Purpose: To comprehensively characterize the clinical and biologic features of tubular and mucinous carcinomas in a large cohort of patients and to relate this to clinical outcome and management. Patients and Methods: The clinical and biologic features of 444 patients with tubular and 1,221 patients with mucinous carcinomas were compared with those of 43,587 patients with infiltrating ductal carcinoma, not otherwise specified (NOS). Disease- free survival (DFS) and overall survival (OS) for patients with tubular and mucinous carcinomas were compared with those of patients with NOS carcinomas and with age-matched sets from the general population. Results: Tubular and mucinous carcinomas were more likely to occur in older patients, be smaller in size (tubular only), have substantially less nodal involvement, be estrogen receptor- and progesterone receptor-positive, have a lower S-phase fraction, be diploid, and be c-erbB-2- and epidermal growth factor receptor- negative compared with NOS carcinomas.

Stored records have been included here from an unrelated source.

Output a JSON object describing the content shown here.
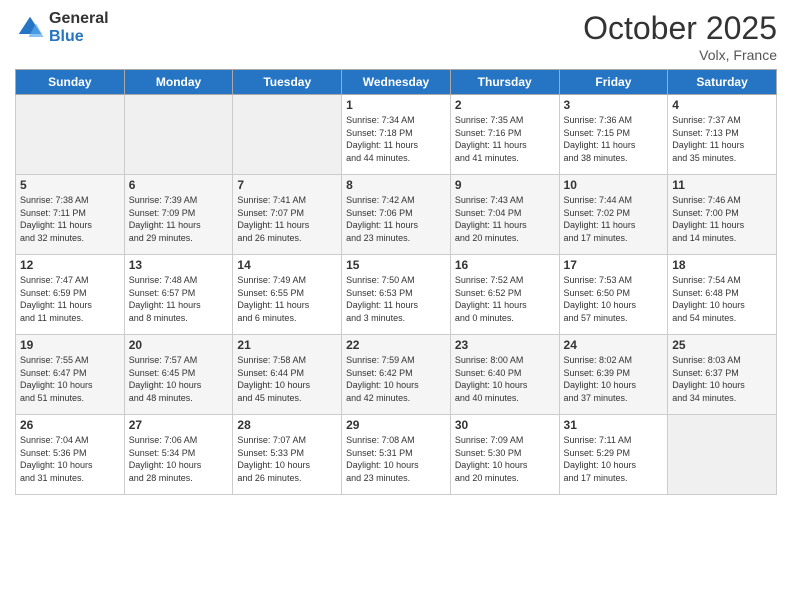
{
  "logo": {
    "general": "General",
    "blue": "Blue"
  },
  "title": "October 2025",
  "subtitle": "Volx, France",
  "weekdays": [
    "Sunday",
    "Monday",
    "Tuesday",
    "Wednesday",
    "Thursday",
    "Friday",
    "Saturday"
  ],
  "weeks": [
    [
      {
        "day": "",
        "info": ""
      },
      {
        "day": "",
        "info": ""
      },
      {
        "day": "",
        "info": ""
      },
      {
        "day": "1",
        "info": "Sunrise: 7:34 AM\nSunset: 7:18 PM\nDaylight: 11 hours\nand 44 minutes."
      },
      {
        "day": "2",
        "info": "Sunrise: 7:35 AM\nSunset: 7:16 PM\nDaylight: 11 hours\nand 41 minutes."
      },
      {
        "day": "3",
        "info": "Sunrise: 7:36 AM\nSunset: 7:15 PM\nDaylight: 11 hours\nand 38 minutes."
      },
      {
        "day": "4",
        "info": "Sunrise: 7:37 AM\nSunset: 7:13 PM\nDaylight: 11 hours\nand 35 minutes."
      }
    ],
    [
      {
        "day": "5",
        "info": "Sunrise: 7:38 AM\nSunset: 7:11 PM\nDaylight: 11 hours\nand 32 minutes."
      },
      {
        "day": "6",
        "info": "Sunrise: 7:39 AM\nSunset: 7:09 PM\nDaylight: 11 hours\nand 29 minutes."
      },
      {
        "day": "7",
        "info": "Sunrise: 7:41 AM\nSunset: 7:07 PM\nDaylight: 11 hours\nand 26 minutes."
      },
      {
        "day": "8",
        "info": "Sunrise: 7:42 AM\nSunset: 7:06 PM\nDaylight: 11 hours\nand 23 minutes."
      },
      {
        "day": "9",
        "info": "Sunrise: 7:43 AM\nSunset: 7:04 PM\nDaylight: 11 hours\nand 20 minutes."
      },
      {
        "day": "10",
        "info": "Sunrise: 7:44 AM\nSunset: 7:02 PM\nDaylight: 11 hours\nand 17 minutes."
      },
      {
        "day": "11",
        "info": "Sunrise: 7:46 AM\nSunset: 7:00 PM\nDaylight: 11 hours\nand 14 minutes."
      }
    ],
    [
      {
        "day": "12",
        "info": "Sunrise: 7:47 AM\nSunset: 6:59 PM\nDaylight: 11 hours\nand 11 minutes."
      },
      {
        "day": "13",
        "info": "Sunrise: 7:48 AM\nSunset: 6:57 PM\nDaylight: 11 hours\nand 8 minutes."
      },
      {
        "day": "14",
        "info": "Sunrise: 7:49 AM\nSunset: 6:55 PM\nDaylight: 11 hours\nand 6 minutes."
      },
      {
        "day": "15",
        "info": "Sunrise: 7:50 AM\nSunset: 6:53 PM\nDaylight: 11 hours\nand 3 minutes."
      },
      {
        "day": "16",
        "info": "Sunrise: 7:52 AM\nSunset: 6:52 PM\nDaylight: 11 hours\nand 0 minutes."
      },
      {
        "day": "17",
        "info": "Sunrise: 7:53 AM\nSunset: 6:50 PM\nDaylight: 10 hours\nand 57 minutes."
      },
      {
        "day": "18",
        "info": "Sunrise: 7:54 AM\nSunset: 6:48 PM\nDaylight: 10 hours\nand 54 minutes."
      }
    ],
    [
      {
        "day": "19",
        "info": "Sunrise: 7:55 AM\nSunset: 6:47 PM\nDaylight: 10 hours\nand 51 minutes."
      },
      {
        "day": "20",
        "info": "Sunrise: 7:57 AM\nSunset: 6:45 PM\nDaylight: 10 hours\nand 48 minutes."
      },
      {
        "day": "21",
        "info": "Sunrise: 7:58 AM\nSunset: 6:44 PM\nDaylight: 10 hours\nand 45 minutes."
      },
      {
        "day": "22",
        "info": "Sunrise: 7:59 AM\nSunset: 6:42 PM\nDaylight: 10 hours\nand 42 minutes."
      },
      {
        "day": "23",
        "info": "Sunrise: 8:00 AM\nSunset: 6:40 PM\nDaylight: 10 hours\nand 40 minutes."
      },
      {
        "day": "24",
        "info": "Sunrise: 8:02 AM\nSunset: 6:39 PM\nDaylight: 10 hours\nand 37 minutes."
      },
      {
        "day": "25",
        "info": "Sunrise: 8:03 AM\nSunset: 6:37 PM\nDaylight: 10 hours\nand 34 minutes."
      }
    ],
    [
      {
        "day": "26",
        "info": "Sunrise: 7:04 AM\nSunset: 5:36 PM\nDaylight: 10 hours\nand 31 minutes."
      },
      {
        "day": "27",
        "info": "Sunrise: 7:06 AM\nSunset: 5:34 PM\nDaylight: 10 hours\nand 28 minutes."
      },
      {
        "day": "28",
        "info": "Sunrise: 7:07 AM\nSunset: 5:33 PM\nDaylight: 10 hours\nand 26 minutes."
      },
      {
        "day": "29",
        "info": "Sunrise: 7:08 AM\nSunset: 5:31 PM\nDaylight: 10 hours\nand 23 minutes."
      },
      {
        "day": "30",
        "info": "Sunrise: 7:09 AM\nSunset: 5:30 PM\nDaylight: 10 hours\nand 20 minutes."
      },
      {
        "day": "31",
        "info": "Sunrise: 7:11 AM\nSunset: 5:29 PM\nDaylight: 10 hours\nand 17 minutes."
      },
      {
        "day": "",
        "info": ""
      }
    ]
  ]
}
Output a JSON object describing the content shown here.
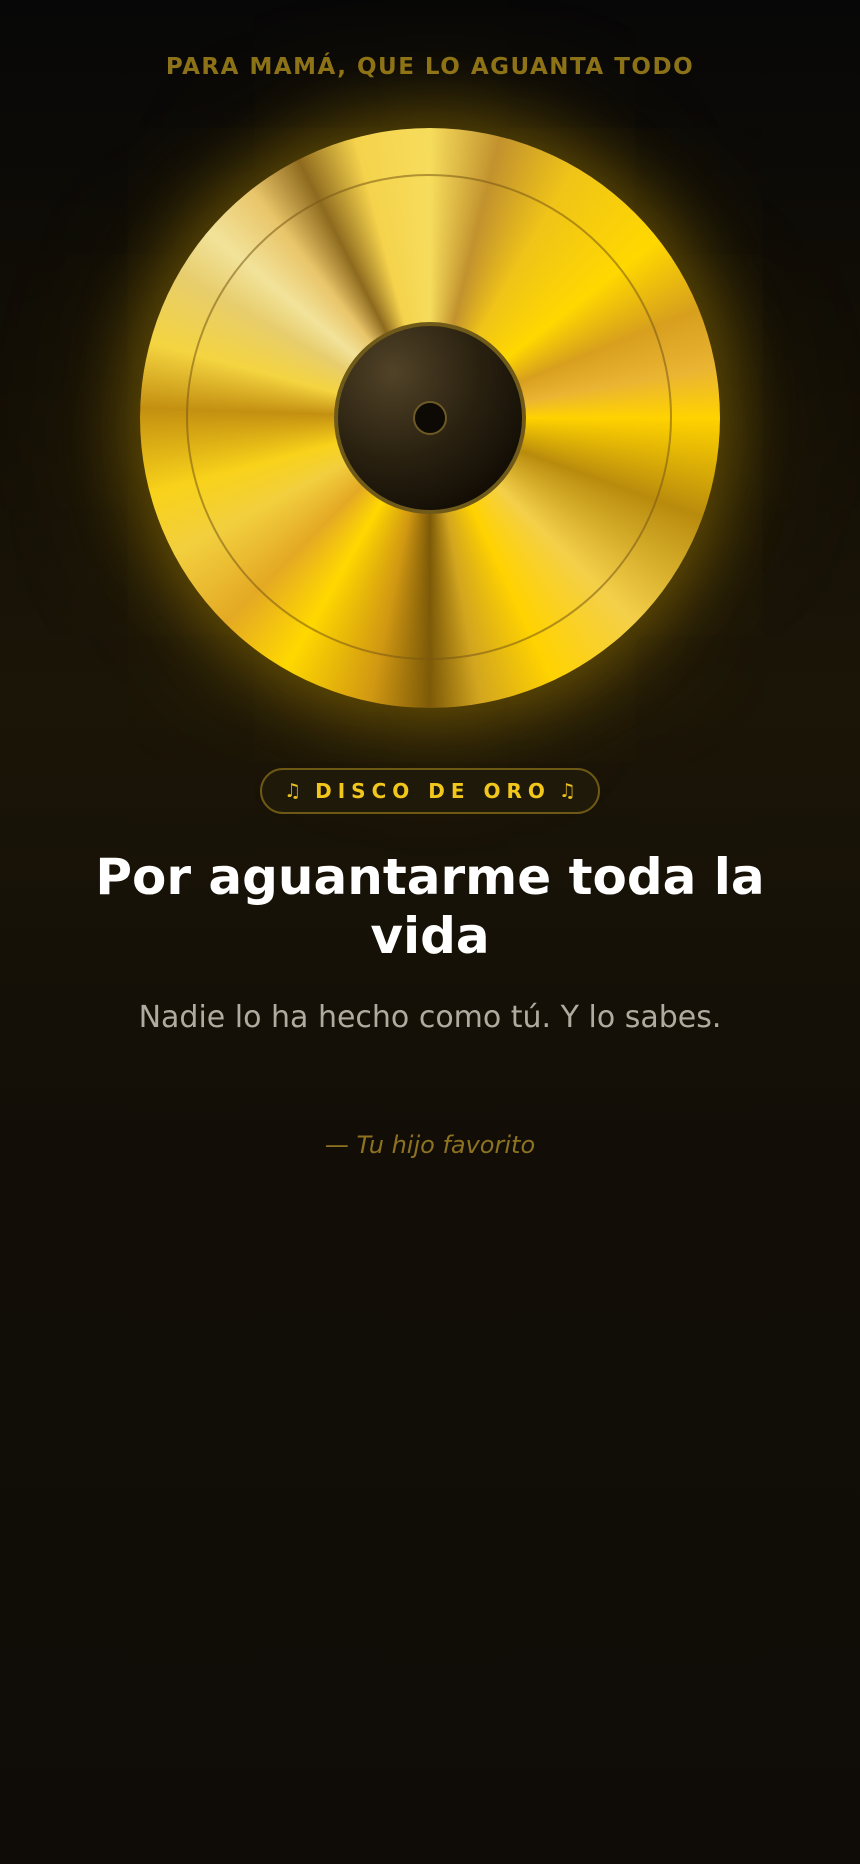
{
  "dedication": "PARA MAMÁ, QUE LO AGUANTA TODO",
  "badge": {
    "icon_left": "music-note-icon",
    "icon_right": "music-note-icon",
    "glyph": "♫",
    "text": "DISCO DE ORO"
  },
  "headline": "Por aguantarme toda la vida",
  "subtitle": "Nadie lo ha hecho como tú. Y lo sabes.",
  "signature": "— Tu hijo favorito",
  "colors": {
    "gold": "#f2c71b",
    "background": "#120e07",
    "muted_gold": "#8c7218",
    "text_muted": "#b0ab9f"
  }
}
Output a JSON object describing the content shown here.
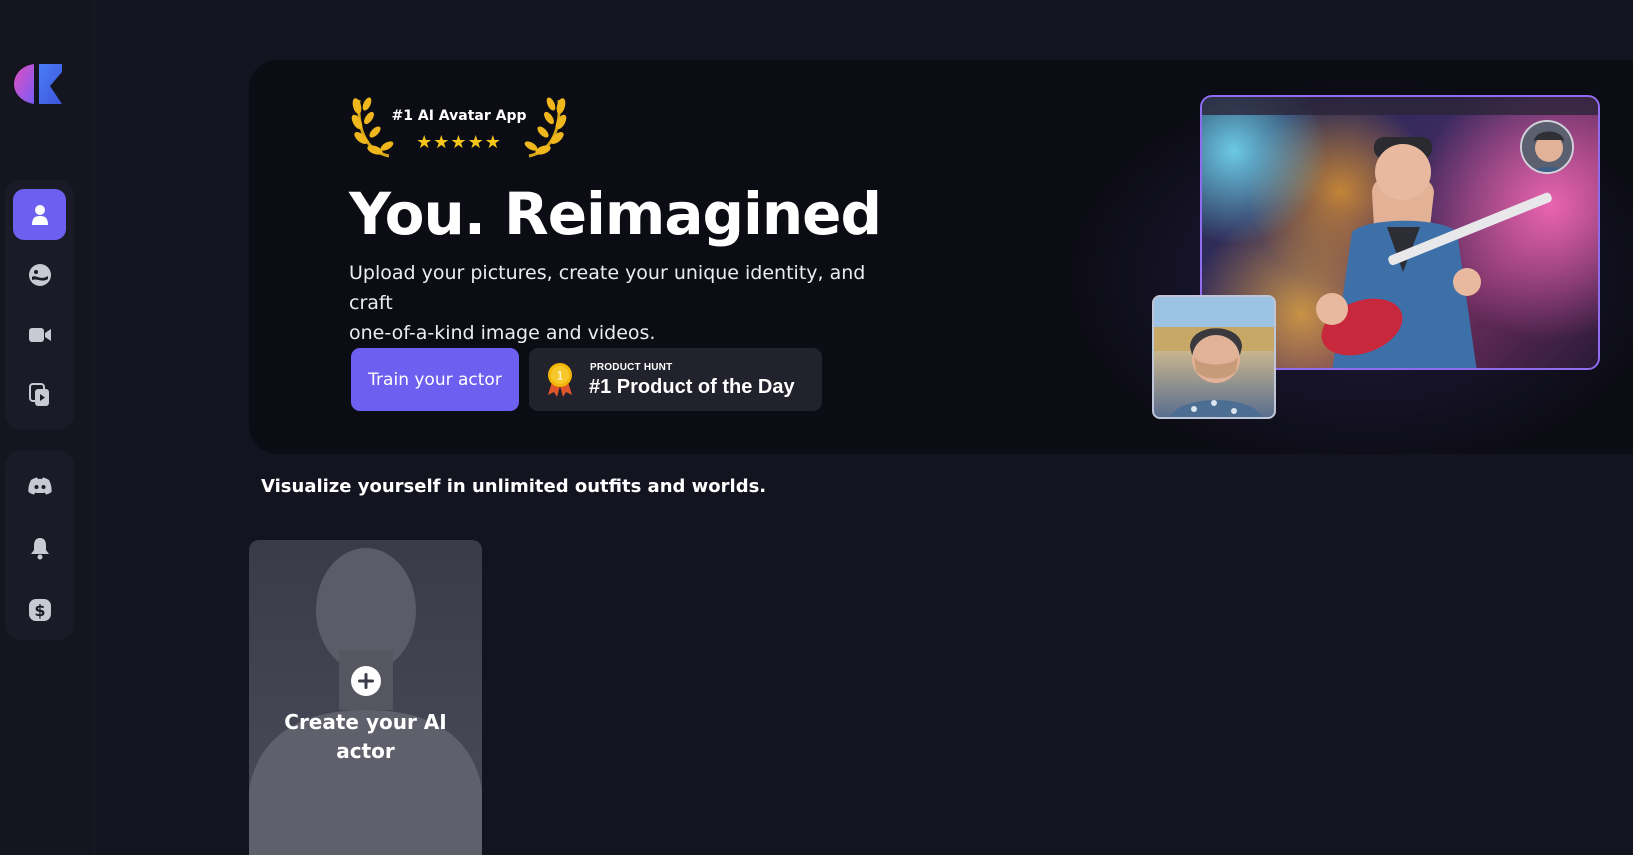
{
  "sidebar": {
    "logo": "app-logo",
    "top_items": [
      {
        "icon": "person-icon",
        "active": true
      },
      {
        "icon": "face-swap-icon",
        "active": false
      },
      {
        "icon": "video-camera-icon",
        "active": false
      },
      {
        "icon": "video-copy-icon",
        "active": false
      }
    ],
    "bottom_items": [
      {
        "icon": "discord-icon"
      },
      {
        "icon": "bell-icon"
      },
      {
        "icon": "dollar-icon"
      }
    ]
  },
  "hero": {
    "badge_label": "#1 AI Avatar App",
    "badge_stars": "★★★★★",
    "title": "You. Reimagined",
    "subtitle_line1": "Upload your pictures, create your unique identity, and craft",
    "subtitle_line2": " one-of-a-kind image and videos.",
    "train_button": "Train your actor",
    "product_hunt_small": "PRODUCT HUNT",
    "product_hunt_big": "#1 Product of the Day",
    "medal_number": "1"
  },
  "section": {
    "heading": "Visualize yourself in unlimited outfits and worlds."
  },
  "actor_card": {
    "label_line1": "Create your AI",
    "label_line2": "actor"
  },
  "colors": {
    "accent": "#6d5ff0",
    "background": "#13141f",
    "hero_bg": "#0c0c14",
    "star": "#f5c518"
  }
}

Axillary node involvement was a poor prognostic feature in mucinous but not tubular carcinomas. Mucinous carcinomas ≤ 1 cm had a ≤ 5% incidence of node involvement. The 5-year DFS and OS were 94% and 88% for tubular, 90% and 80% for mutinous, and 80% and 77% for NOS carcinoma, respectively (P < .001 for differences among all three types for both DFS and OS). The 5-year OS of females from the general population age-matched to the patients with tubular and mucinous carcinomas was 89% and 82%, respectively, which is not different from the OS of patients with tubular or mucinous carcinomas. Conclusion: The biologic phenotype of tubular and mucinous carcinomas is quite favorable. Consistent with this observation, the survival of patients with tubular and mucinous carcinomas is similar to that of the general population. Systemic adjuvant therapy and node dissection may be avoided in many patients with these special types of carcinoma.
ASJC Scopus subject areas
- Cancer Research